Remember that the name keys for the column definitions must be what SQL expects, so if you have columns with the same name in multiple different tables, you'll need to provide a complete column specification (something like table.column), and you'll need to provide an alias if you want to access it.

A more flexible alternative for performing equijoins is to create a join meta-table. See NEW JOIN SYNTAX above for that.

CLASSES

There is one main subclasses of DBIx::ORM::Declarative - DBIx::ORM::Declarative::Schema. Subclasses of that class encapsulate the individual schemas.

Furthermore, the DBIx::ORM::Declarative::Schema class has several subclasses that encapsulate various database objects: DBIx::ORM::Declarative::Row and DBIx::ORM::Declarative::JRow encapsulate an individual row from a database table or join, and DBIx::ORM::Declarative::Table and DBIx::ORM::Declarative::Join encapsulate the tables and joins themselves.

CAVEATS

Schema names must be valid Perl identifiers.

The DBIx::ORM::Declarative::Schema namespace and all of its dependent name spaces can be used by this module. The rules are that each schema gets a new namespace dependent on DBIx::ORM::Declarative::Schema, and each table gets b<two> name spaces dependent on the schema's namespace.

Both commit() and rollback() methods can be called on the handle passed to a DBIx::ORM::Declarative constructor. This may disrupt transactions if you use the handle outside of this class.

The DBIx::ORM::Declarative class will fetch and return ALL of the results for a search, unless you use a limit clause - queries that return large data sets will take a long time, and may run you out of memory.

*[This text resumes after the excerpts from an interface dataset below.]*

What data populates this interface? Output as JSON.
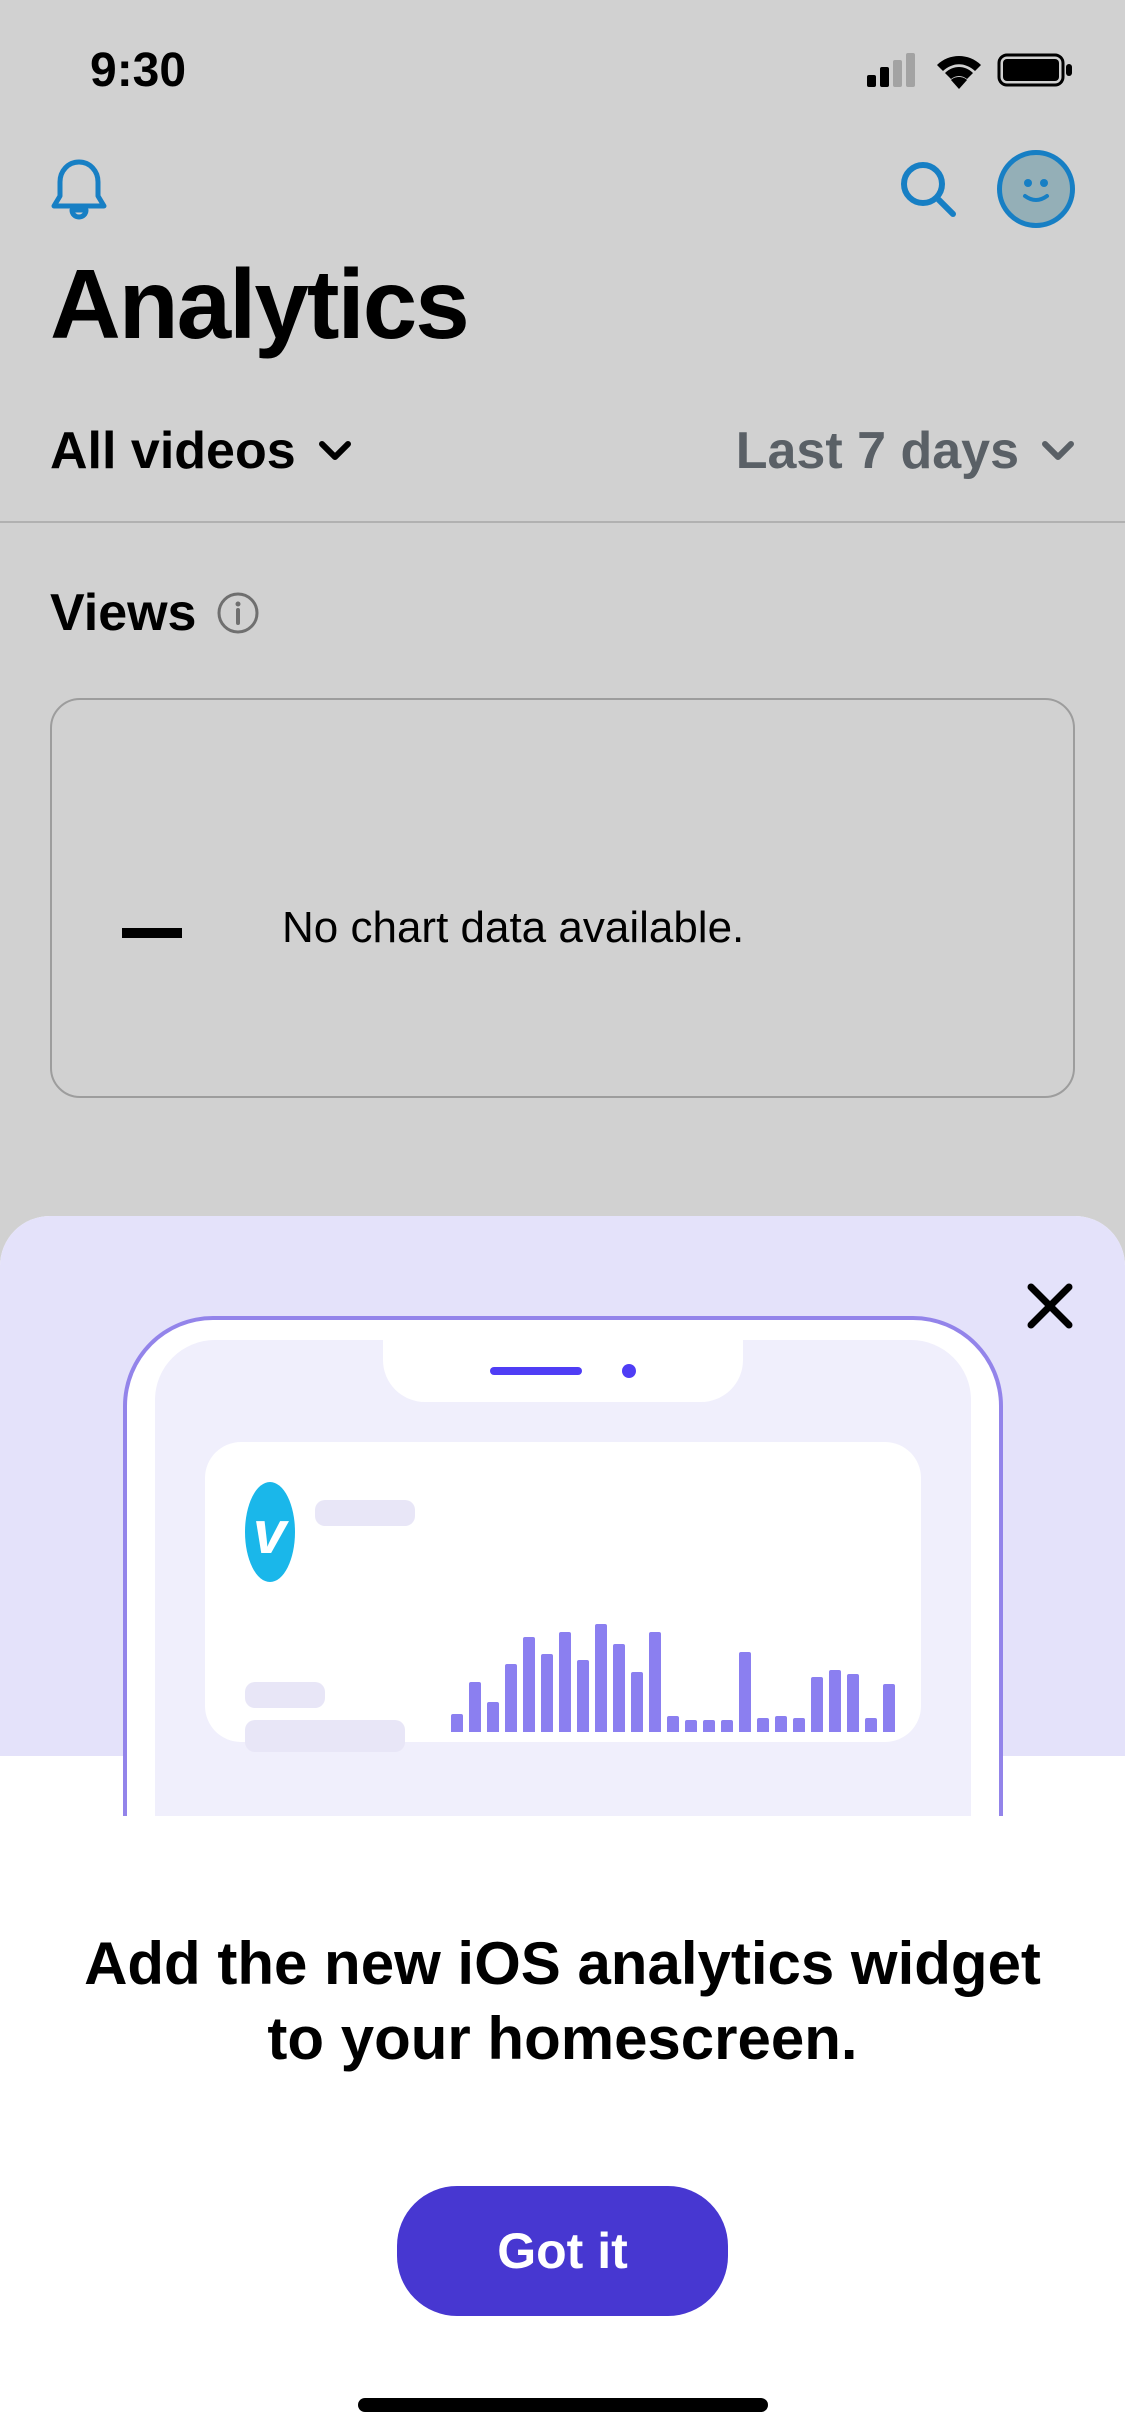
{
  "status": {
    "time": "9:30"
  },
  "page": {
    "title": "Analytics"
  },
  "filters": {
    "scope": "All videos",
    "range": "Last 7 days"
  },
  "section": {
    "views_label": "Views",
    "empty_message": "No chart data available."
  },
  "sheet": {
    "title": "Add the new iOS analytics widget to your homescreen.",
    "button_label": "Got it"
  }
}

You can't insert, update, or delete using a virtual table created with a join_clause declaration. Use the new joins object type for inserts and updates. Use the individual tables for deletes.

The new join objects can be used to update tables, and support equijoins to the same table multiple times (see the t/Join.t test for an example of how to do this). However, updating an equijoin that uses the same table multiple times can have undesirable results - the underlying objects don't consider that separate, aliased tables may in fact be the same table. This can result in updates being "lost" or "duplicated", and it can also result in row objects being in an inconsistent state with respect to the database.

order by clauses to searches, and the ability to pass in an arbitrary SQL expression in a search by using a scalar reference, could leave your application vulnerable to SQL injection attacks - make sure your application checks external parameters before you pass them to the search() method.

The new bulk_create() method and the create() method of the new join class generate SQL that performs SELECT ... FROM DUAL. This is an Oraclism that may or may not be supported by your database. This restriction may be lifted in the future. As a workaround, you can add this:

 CREATE TABLE DUAL (DUMMY VARCHAR(1));
 INSERT INTO DUAL VALUES ('X');

to your schema. A more serious restriction is that they both use subselects, which are not supported on earlier versions of MySQL. There is probably no way to get around this.

The bulk_create() and create_only() methods don't work with the new join class. You'll need to use the underlying table classes.

TESTING

I'm in the process of cleaning up and enhancing the test suites I use on this module. They will be released as they become ready.

To date, the class has only been tested against a MySQL 4.1.20 and a MySQL 5.0.17 database. The generated SQL is fairly generic, however, and I have no reason to suspect the class won't work with any other SQL database (but see the note for the bulk_create() method and the new join class).

SEE ALSO

DBI(3)

AUTHOR

Jim Schneider, <perl@jrcsdevelopment.com>

COPYRIGHT AND LICENSE

Copyright (C) 2006,2007 by Jim Schneider

This library is free software; you can redistribute it and/or modify it under the same terms as Perl itself, either Perl version 5.6.0 or, at your option, any later version of Perl 5 you may have available.